Ask singer Ruth Price if she's happy and she says she's not sure. "I'm busy, and that's sort of the next best thing," she said. "It keeps you from wondering if you're happy."
One thing for sure: Price, who appears tonight and Saturday at Maxwell's in Huntington Beach, feels she just isn't singing enough. These days, she's almost completely tied up running the Jazz Bakery, a nonprofit performance space in Culver City she owns with photographer Jim Britt. The space, which seats 80, has been open a little more than a year and has presented such notables as Tommy Flanagan, Bud Shank, John Patitucci and Pete Christlieb, often in unusual combinations.
When she first started the Jazz Bakery, Price thought it might be "found money--you know, something I could do in my spare time and still sing," she said by phone from her home in Beverly Hills. "But it's turned out to take all of every day. It's very demanding." Price books all the room's artists and handles most of the business.
Still, she admitted, it's a treat to run a club where you can hear something on stage that once you only imagined. As when bassist Patitucci and pianist John Beasley played a duo performance recently. "John (Beasley) wanted to work with a drummer but I wanted to hear him without one, and John (Patitucci) and I talked him out of it," Price said. "It was so \o7 glorious\f7 . I just stood in the back of the room listening, thinking, 'God, this is fun.' "
Financially, the room sometimes does OK, sometimes not, to the point where some months Price hasn't been able to pay herself the small salary written into the organization's charter. She also sometimes has booked other singers instead of herself--she usually sings at the Bakery once a month--"because I know they'll do better business."
So a trip to a room like Maxwell's is a chance to get back to what she loves most in life: singing.
"Singing is easy and natural for me. It's the only time I don't feel self-conscious, don't think about myself," she said. "I think of it as getting out of my skin, like being free of anything that's a problem. It's a tangible place to go."
Despite the fact that she's been somewhat distanced from singing by her activities at the Bakery, Price believes her art has continued to improve. "It's amazing but you don't grow as a singer in your throat--you grow in your head, as long as you're around music, and I'm around music all the time," she said. "In fact, working too much can be detrimental: You're always fighting the atmosphere of the different rooms, straining, coping. At the Bakery"--which has no bar, and doesn't allow smoking--"there's nothing to cope with."

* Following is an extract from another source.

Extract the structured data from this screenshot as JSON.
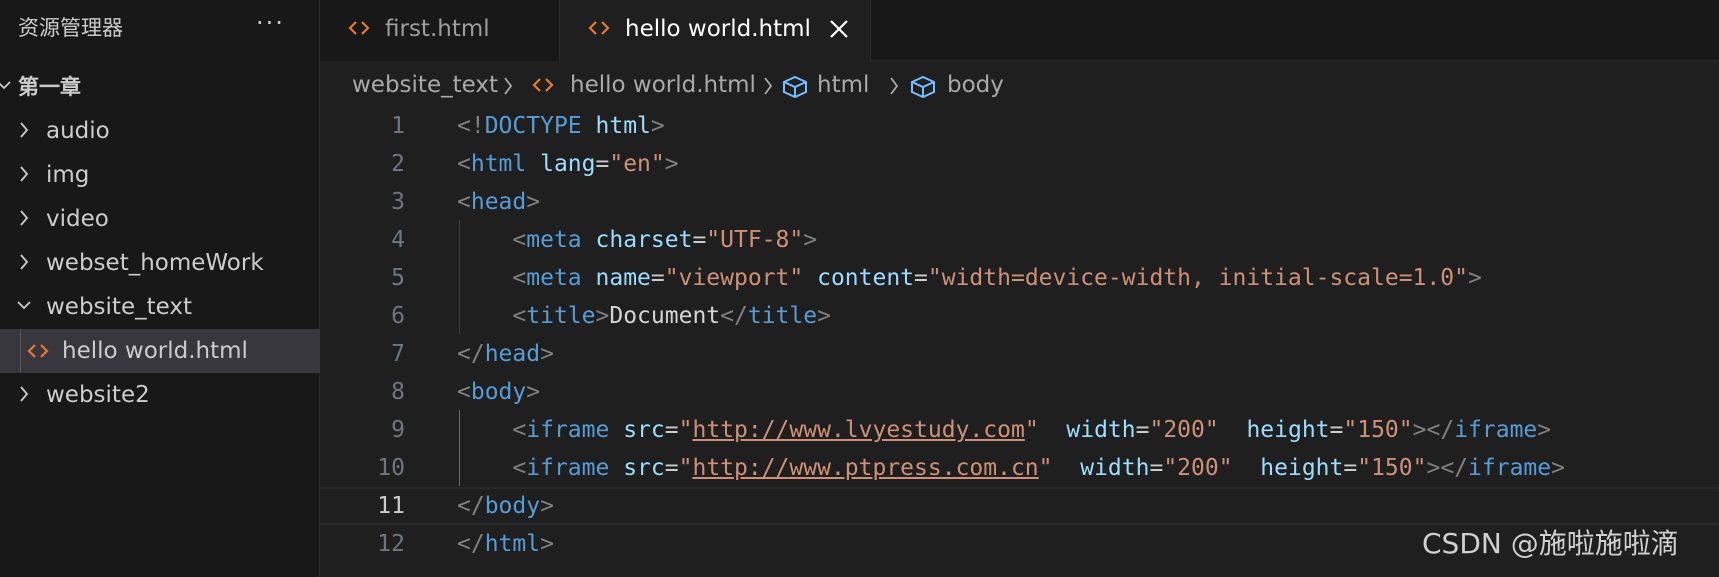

At Maxwell's, Price will be joined by one of her favorite pianists, Tom Garvin, with whom she sketches out most of her arrangements, as well as bassist Jim De Julio and saxophonist Gordon Brisker. The singer will offer some of her distinctive treatments of infrequently heard tunes including Johnny Mandel's "Don't Look Back," Vincent Youmans and Arthur Schwartz's "Haunted Heart" and a medley of "While We're Young" and "Young and Foolish," which segues from waltz time to a 4/4 pulse.
Price, a native of Phoenixville, Pa., who began singing at age 17 and has worked with Charles Mingus, Red Garland and Shelly Manne, said that no matter how things go in her life, her art remains.
"I remember feeling as a kid--and I feel that way now--that the only thing you've got is your art," she said. "It's inside you and it's yours. Everything comes and goes except it."
\o7 Ruth Price performs tonight and Saturday at 8 and 10 p.m. at Maxwell's by the Sea, 317 Pacific Coast Highway, Huntington Beach. $5 cover charge, $7 food/drink minimum. (714) 536-2555. \f7